By now you’ve probably heard that we are (virtually) headed to Mount Kilimanjaro for Walk Challenge 2020!
Today we want to introduce you to our new friend and Kilimanjaro trail guide, Daniel. Enjoy…
|Greetings from here Africa – TANZANIA, my beloved homeland and home of Mount Kilimanjaro in the Mosh Region. |
I am Daniel Kilango, born and raised in Tanzania, Africa, in a family of 9. I have been a mountain and safari guide since 2009- 2020. I am 35 years old, with three boys, two in school and one not yet in school.
I went to school in Tanzania, and then I became interested in tourism and studied that. I got the chance to train as a Kilimanjaro mountain guide in 2009.
Luckily, I did well in all my exams and got my license guide to lead people or guests up Kili and lead safaris as well. I went on to apply for a job as a mountain guide. I started as a trainee guide for few months then I was promoted to assistant guide. Finally I became a full route Head guide!
I have met different people from all over the world. I do briefings and check all the gear and other safety items need during the trek. And I have been able to share my experience with them.
Mount Kilimanjaro National Park is the highest free standing mountain in the world. It boasts three definite peaks: 1. Shira to the WEST 4045 M formed 800,000 years ago.
2. Mawenzi to the EAST 5148 M formed 500,000 years ago
3. Kibo, the higest point 5895 M formed about 300,000 years ago.
On Kilimanjaro we had five zones/belts.1. Cultivated belt – E.g. Agro forest and home gardens
2. Mountain/rain forest belt – E.g. Flora and fauna
3. Heath and moorland belt – E.g. Short vegetation, flowers, and rocks
4. Highland or alpine desert belt – E.g. Open space, rocks and streams
5. The summits or arctic belt – E.g. Desert (very little vegetation), cold, windy and freezing
|Kilimanjaro National Park, has been a national park since 1973, and has been open to the public since 1977. Kilimanjaro was designated as a UNESCO World Heritage Site in 1987. It was voted as a one of the seven Wonders of Africa in 2013.|
Kilimanjaro had 6 trekking routes:1. Lemosho route, 8- 9 days2. Machame route, 6 -7 days 3. Longai route, 6 days 4. Londross route, 7 days 5. Marangu route, 5 days 6. Umbwe route, 5 days
The west side of Kilimanjaro, is called land of the Masai people and the northern side is called the land of the Chagga people.
Each route to get to the roof of Africa has different challenges to be conquered.
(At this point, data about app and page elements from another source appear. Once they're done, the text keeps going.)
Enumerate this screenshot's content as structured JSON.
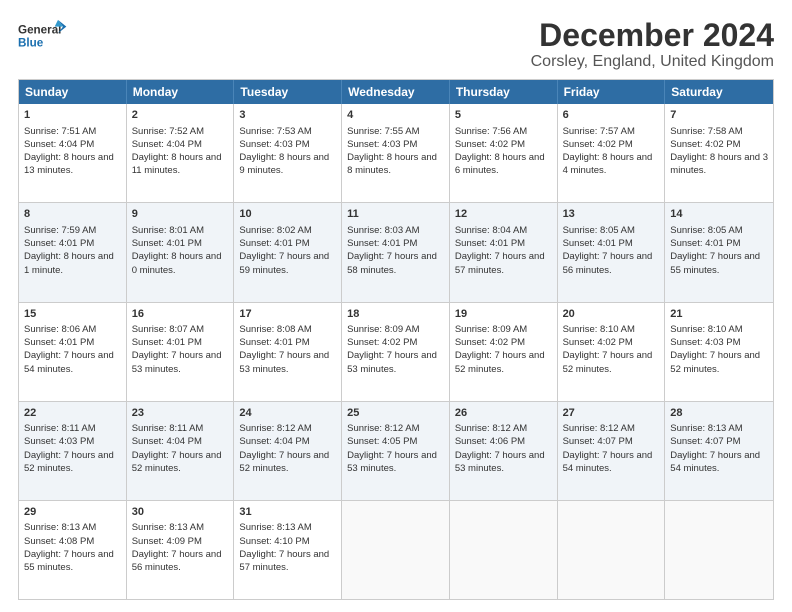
{
  "header": {
    "logo_general": "General",
    "logo_blue": "Blue",
    "title": "December 2024",
    "subtitle": "Corsley, England, United Kingdom"
  },
  "calendar": {
    "days": [
      "Sunday",
      "Monday",
      "Tuesday",
      "Wednesday",
      "Thursday",
      "Friday",
      "Saturday"
    ],
    "rows": [
      [
        {
          "day": "1",
          "sunrise": "Sunrise: 7:51 AM",
          "sunset": "Sunset: 4:04 PM",
          "daylight": "Daylight: 8 hours and 13 minutes."
        },
        {
          "day": "2",
          "sunrise": "Sunrise: 7:52 AM",
          "sunset": "Sunset: 4:04 PM",
          "daylight": "Daylight: 8 hours and 11 minutes."
        },
        {
          "day": "3",
          "sunrise": "Sunrise: 7:53 AM",
          "sunset": "Sunset: 4:03 PM",
          "daylight": "Daylight: 8 hours and 9 minutes."
        },
        {
          "day": "4",
          "sunrise": "Sunrise: 7:55 AM",
          "sunset": "Sunset: 4:03 PM",
          "daylight": "Daylight: 8 hours and 8 minutes."
        },
        {
          "day": "5",
          "sunrise": "Sunrise: 7:56 AM",
          "sunset": "Sunset: 4:02 PM",
          "daylight": "Daylight: 8 hours and 6 minutes."
        },
        {
          "day": "6",
          "sunrise": "Sunrise: 7:57 AM",
          "sunset": "Sunset: 4:02 PM",
          "daylight": "Daylight: 8 hours and 4 minutes."
        },
        {
          "day": "7",
          "sunrise": "Sunrise: 7:58 AM",
          "sunset": "Sunset: 4:02 PM",
          "daylight": "Daylight: 8 hours and 3 minutes."
        }
      ],
      [
        {
          "day": "8",
          "sunrise": "Sunrise: 7:59 AM",
          "sunset": "Sunset: 4:01 PM",
          "daylight": "Daylight: 8 hours and 1 minute."
        },
        {
          "day": "9",
          "sunrise": "Sunrise: 8:01 AM",
          "sunset": "Sunset: 4:01 PM",
          "daylight": "Daylight: 8 hours and 0 minutes."
        },
        {
          "day": "10",
          "sunrise": "Sunrise: 8:02 AM",
          "sunset": "Sunset: 4:01 PM",
          "daylight": "Daylight: 7 hours and 59 minutes."
        },
        {
          "day": "11",
          "sunrise": "Sunrise: 8:03 AM",
          "sunset": "Sunset: 4:01 PM",
          "daylight": "Daylight: 7 hours and 58 minutes."
        },
        {
          "day": "12",
          "sunrise": "Sunrise: 8:04 AM",
          "sunset": "Sunset: 4:01 PM",
          "daylight": "Daylight: 7 hours and 57 minutes."
        },
        {
          "day": "13",
          "sunrise": "Sunrise: 8:05 AM",
          "sunset": "Sunset: 4:01 PM",
          "daylight": "Daylight: 7 hours and 56 minutes."
        },
        {
          "day": "14",
          "sunrise": "Sunrise: 8:05 AM",
          "sunset": "Sunset: 4:01 PM",
          "daylight": "Daylight: 7 hours and 55 minutes."
        }
      ],
      [
        {
          "day": "15",
          "sunrise": "Sunrise: 8:06 AM",
          "sunset": "Sunset: 4:01 PM",
          "daylight": "Daylight: 7 hours and 54 minutes."
        },
        {
          "day": "16",
          "sunrise": "Sunrise: 8:07 AM",
          "sunset": "Sunset: 4:01 PM",
          "daylight": "Daylight: 7 hours and 53 minutes."
        },
        {
          "day": "17",
          "sunrise": "Sunrise: 8:08 AM",
          "sunset": "Sunset: 4:01 PM",
          "daylight": "Daylight: 7 hours and 53 minutes."
        },
        {
          "day": "18",
          "sunrise": "Sunrise: 8:09 AM",
          "sunset": "Sunset: 4:02 PM",
          "daylight": "Daylight: 7 hours and 53 minutes."
        },
        {
          "day": "19",
          "sunrise": "Sunrise: 8:09 AM",
          "sunset": "Sunset: 4:02 PM",
          "daylight": "Daylight: 7 hours and 52 minutes."
        },
        {
          "day": "20",
          "sunrise": "Sunrise: 8:10 AM",
          "sunset": "Sunset: 4:02 PM",
          "daylight": "Daylight: 7 hours and 52 minutes."
        },
        {
          "day": "21",
          "sunrise": "Sunrise: 8:10 AM",
          "sunset": "Sunset: 4:03 PM",
          "daylight": "Daylight: 7 hours and 52 minutes."
        }
      ],
      [
        {
          "day": "22",
          "sunrise": "Sunrise: 8:11 AM",
          "sunset": "Sunset: 4:03 PM",
          "daylight": "Daylight: 7 hours and 52 minutes."
        },
        {
          "day": "23",
          "sunrise": "Sunrise: 8:11 AM",
          "sunset": "Sunset: 4:04 PM",
          "daylight": "Daylight: 7 hours and 52 minutes."
        },
        {
          "day": "24",
          "sunrise": "Sunrise: 8:12 AM",
          "sunset": "Sunset: 4:04 PM",
          "daylight": "Daylight: 7 hours and 52 minutes."
        },
        {
          "day": "25",
          "sunrise": "Sunrise: 8:12 AM",
          "sunset": "Sunset: 4:05 PM",
          "daylight": "Daylight: 7 hours and 53 minutes."
        },
        {
          "day": "26",
          "sunrise": "Sunrise: 8:12 AM",
          "sunset": "Sunset: 4:06 PM",
          "daylight": "Daylight: 7 hours and 53 minutes."
        },
        {
          "day": "27",
          "sunrise": "Sunrise: 8:12 AM",
          "sunset": "Sunset: 4:07 PM",
          "daylight": "Daylight: 7 hours and 54 minutes."
        },
        {
          "day": "28",
          "sunrise": "Sunrise: 8:13 AM",
          "sunset": "Sunset: 4:07 PM",
          "daylight": "Daylight: 7 hours and 54 minutes."
        }
      ],
      [
        {
          "day": "29",
          "sunrise": "Sunrise: 8:13 AM",
          "sunset": "Sunset: 4:08 PM",
          "daylight": "Daylight: 7 hours and 55 minutes."
        },
        {
          "day": "30",
          "sunrise": "Sunrise: 8:13 AM",
          "sunset": "Sunset: 4:09 PM",
          "daylight": "Daylight: 7 hours and 56 minutes."
        },
        {
          "day": "31",
          "sunrise": "Sunrise: 8:13 AM",
          "sunset": "Sunset: 4:10 PM",
          "daylight": "Daylight: 7 hours and 57 minutes."
        },
        null,
        null,
        null,
        null
      ]
    ]
  }
}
The biggest issue on each of the routes is altitude sickness. This can begin from day one and last to the very last day, or your body may get acclimated after a couple of days.
Some signs and symptoms of altitude sickness that you may experience are: 1. Mild headache 2. Tiredness 3. Loss of appetite 4. Nausea 5. Poor sleep These are normal signs and symptoms you might see most every day on your trek up and it is easy to monitor them if you are walking slowly, eating well, and drinking water (at least 3- 4 liters a day)
More serious symptoms are: 1. Pulmonary edema 2. Cerebral edema 3, Heart attacks An experienced guide is always monitoring guests and is careful and will make the necessary decisions to keep you safe.
For me a good guide means happy clients and winning people’s hearts. I always tell my guest to follow five simple rules during hiking time.1. Slowly, slowly – using walking poles 2. Drink enough water 3-4 liters minimum a day3. Eat well! Eat every meal provided 4. Communicate with your guide 5. Don’t walk off the trail without a guideIf you can follow all these simple rules you can enjoy climbing Kili.
|The best time to climb Mount Kilimanjaro is from June – October, and December- March. (Good think we’re doing it virtually in November!)|
I choose to work as a mountain guide because:1. It is an opportunity to shine 2. Meet new people 3. Opportunity to travel to the new and exciting places 4. Networking potential 5. Suitable for retired person
I loved meeting Mom Katherine in 2013 when she climbed Mount Kilimanjaro over 9 days. She was like a gift from God. She was a very, very STRONG MOM, and she was so nice and helpful to me. It was through her that I was able to come on a trip to explore the USA in 2015. We had so much fun while I was in the States and she really changed my life and my vision in this world. Thank you so much, mom Katherine and stay safe and strong forever – “Nakupenda sana sana” (Means I love you very much in Swahili)
Thank you Daniel! Let’s tweak his guidance for the virtual trail and get to training for Walk Challenge 2020.
Slowly, slowly – go at your own paceDrink enough water – not sure how many liters but certainly 64 ouncesEat well – eat the rainbow!!!Communicate – stay in touch, stay connected, share your progress!Don’t walk off the trail without a guide – follow the advice of your doctor and stay safe!